In fact, I have an aversion to tertiary characters of either sex being killed off when they’re just brought in to be bumped off, since none of it was their fault, so to see a whole slew of that is pretty grim, and starts to give me a headache. I get that some films use that aspect to a degree, but just to rely on it to beef up a number of scenes as a trope is rather galling.
As an aside, early on, there’s an altercation with Crowe’s character in a diner which leads to excessive violence, where everyone else just sits by, some taking out their mobile phone to film the situation. Given that it’s America, I’m surprised there wasn’t a single individual with a gun who’d quickly whip it out and train it on him. The man would be dead within seconds.
With Unhinged, what starts like a silly ’90s thriller, such as Unlawful Entry, with some decent car crashes and auto-wrecks, eventually seeing director Derrick Borte and screenwriter Carl Ellsworth taking leave of their senses…
I do enjoy the occasional slasher thriller, but at least they’re not meant to be set in any form of reality.
Also it’s pretty rare that I don’t give a film a numerical score, but there’s only one word to describe what’s going on here.

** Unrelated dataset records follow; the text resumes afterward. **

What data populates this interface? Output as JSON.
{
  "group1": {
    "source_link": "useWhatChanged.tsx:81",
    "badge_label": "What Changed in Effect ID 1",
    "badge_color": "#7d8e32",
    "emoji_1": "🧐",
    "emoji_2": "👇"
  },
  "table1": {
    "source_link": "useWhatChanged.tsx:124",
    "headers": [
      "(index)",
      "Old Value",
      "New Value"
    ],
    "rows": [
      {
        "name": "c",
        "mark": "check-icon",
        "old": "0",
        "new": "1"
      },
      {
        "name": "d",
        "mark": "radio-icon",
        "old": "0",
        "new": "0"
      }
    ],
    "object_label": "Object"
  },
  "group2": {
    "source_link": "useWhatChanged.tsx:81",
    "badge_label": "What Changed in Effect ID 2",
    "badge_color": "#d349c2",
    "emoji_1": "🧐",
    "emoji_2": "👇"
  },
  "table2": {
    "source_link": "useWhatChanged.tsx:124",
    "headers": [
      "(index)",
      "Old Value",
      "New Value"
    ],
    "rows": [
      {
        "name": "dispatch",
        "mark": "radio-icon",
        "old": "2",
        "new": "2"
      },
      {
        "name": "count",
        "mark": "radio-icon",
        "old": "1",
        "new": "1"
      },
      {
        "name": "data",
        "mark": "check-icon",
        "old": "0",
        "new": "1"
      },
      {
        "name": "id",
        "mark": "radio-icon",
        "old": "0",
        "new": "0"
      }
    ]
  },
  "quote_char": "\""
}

Your mileage may vary.
Extras-wise, there’s just two: a featurette entitled This Side Of Rage (27:11), in which key cast and crew members talk about working on the film and what brought it to the screen whilst mixed in with clips from the film, and an Audio Commentary with director Derrick Borte, cinematographer Brendan Galvin, production designer Frederick Waff and costume designer Denise Wingate.
The menu features clips from the film set to a piece of the incidental music, subtitles are in English only, and there’s a ridiculously few NINE chapters! Also, there are a few trailers before the film, as if we’re still in the age of rental video.

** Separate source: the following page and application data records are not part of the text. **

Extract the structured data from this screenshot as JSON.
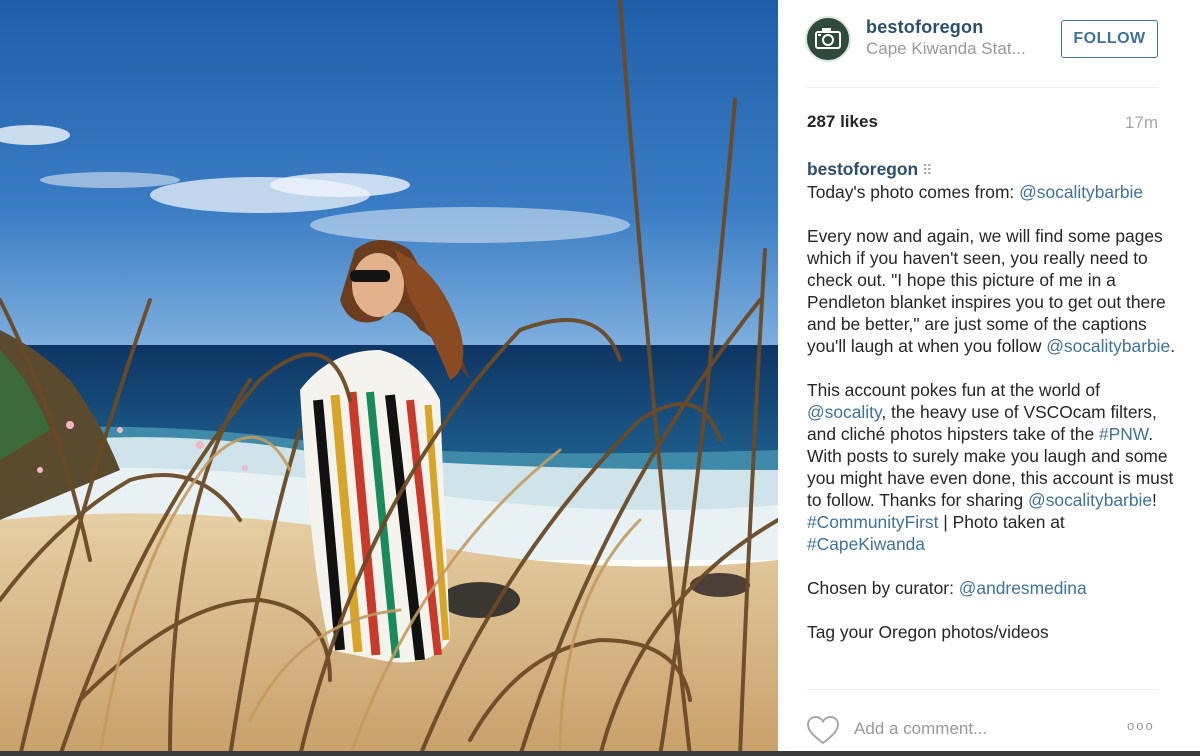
{
  "post": {
    "username": "bestoforegon",
    "location": "Cape Kiwanda Stat...",
    "follow_label": "FOLLOW",
    "likes": "287 likes",
    "time": "17m"
  },
  "caption": {
    "username": "bestoforegon",
    "line1_text": "Today's photo comes from: ",
    "line1_mention": "@socalitybarbie",
    "p2_text": "Every now and again, we will find some pages which if you haven't seen, you really need to check out. \"I hope this picture of me in a Pendleton blanket inspires you to get out there and be better,\" are just some of the captions you'll laugh at when you follow ",
    "p2_mention": "@socalitybarbie",
    "p2_end": ".",
    "p3_a": "This account pokes fun at the world of ",
    "p3_mention1": "@socality",
    "p3_b": ", the heavy use of VSCOcam filters, and cliché photos hipsters take of the ",
    "p3_tag1": "#PNW",
    "p3_c": ". With posts to surely make you laugh and some you might have even done, this account is must to follow. Thanks for sharing ",
    "p3_mention2": "@socalitybarbie",
    "p3_d": "!",
    "p3_tag2": "#CommunityFirst",
    "p3_e": " | Photo taken at ",
    "p3_tag3": "#CapeKiwanda",
    "p4_text": "Chosen by curator: ",
    "p4_mention": "@andresmedina",
    "p5_text": "Tag your Oregon photos/videos"
  },
  "comment": {
    "placeholder": "Add a comment...",
    "more_label": "ooo"
  },
  "icons": {
    "avatar": "camera-icon",
    "heart": "heart-icon",
    "options": "dots-icon"
  },
  "colors": {
    "link": "#3f729b",
    "username": "#2c4f6e",
    "sky": "#2f6fb5",
    "ocean": "#123d6e",
    "sand": "#d9b98a"
  }
}
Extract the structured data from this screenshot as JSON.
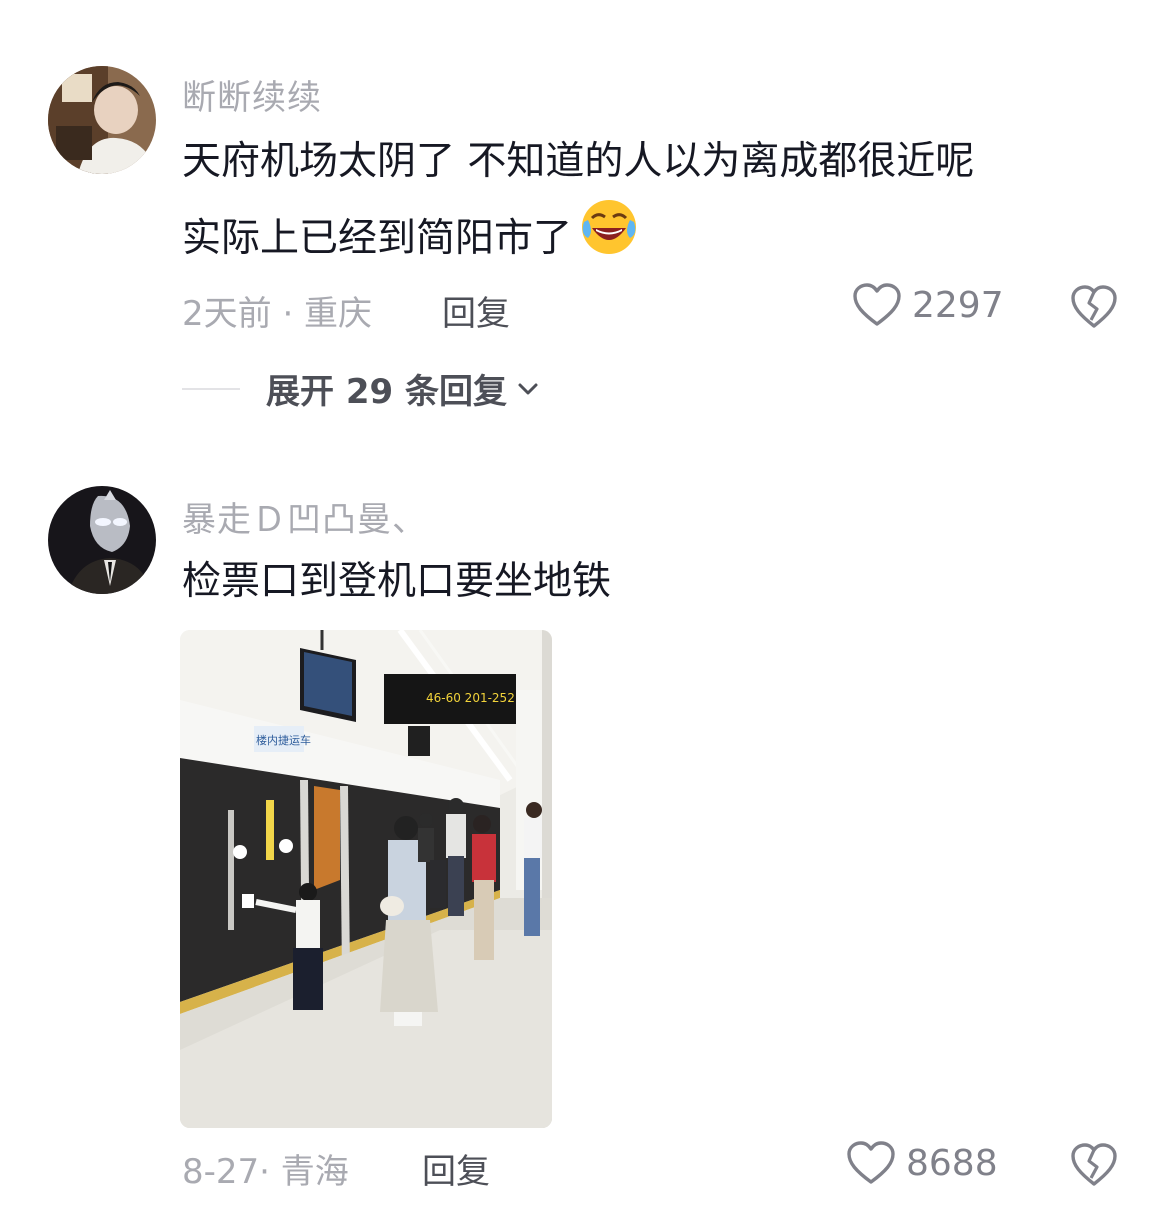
{
  "comments": [
    {
      "username": "断断续续",
      "text_line1": "天府机场太阴了 不知道的人以为离成都很近呢",
      "text_line2": "实际上已经到简阳市了",
      "emoji": "laughing-crying-emoji",
      "time_location": "2天前 · 重庆",
      "reply_label": "回复",
      "likes": "2297",
      "expand_label": "展开 29 条回复"
    },
    {
      "username": "暴走Ｄ凹凸曼、",
      "text_line1": "检票口到登机口要坐地铁",
      "photo": {
        "sign_code": "46-60 201-252",
        "platform_sign": "楼内捷运车"
      },
      "time_location": "8-27· 青海",
      "reply_label": "回复",
      "likes": "8688"
    }
  ],
  "colors": {
    "username": "#a9aab1",
    "body_text": "#161823",
    "meta": "#a9aab1",
    "reply": "#4d4f57",
    "like": "#80818a"
  }
}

Running time: 91 minutes
Distributor: Altitude Films
Released: November 23rd 2020
Picture: 1080p High Definition
Sound: DTS 5.1 HD Master Audio
Subtitles: English SDH
Widescreen: 2.39:1 (X-OCN ST (4K))
Disc Format: BD50
|OVERALL||Not a film I can recommend, for obvious reasons.|
Director: Derrick Borte
Producers: Lisa Ellzey, Mark Gill, Andrew Gunn
Screenplay: Carl Ellsworth
Music: David Buckley
Man: Russell Crowe
Rachel: Caren Pistorius
Kyle: Gabriel Bateman
Andy: Jimmi Simpson
Fred: Austin P McKenzie
Mary: Juliene Joyner
Leo: Stephen Louis Grush
Deborah: Anne Leighton
Mrs. Ayers: Devyn Tyler
Teacher: Sylvia Grace Crim
Rosie: Lucy Faust
Reviewer of movies, videogames and music since 1994. Aortic valve operation survivor from the same year. Running DVDfever.co.uk since 2000. Nobel Peace Prize winner 2021.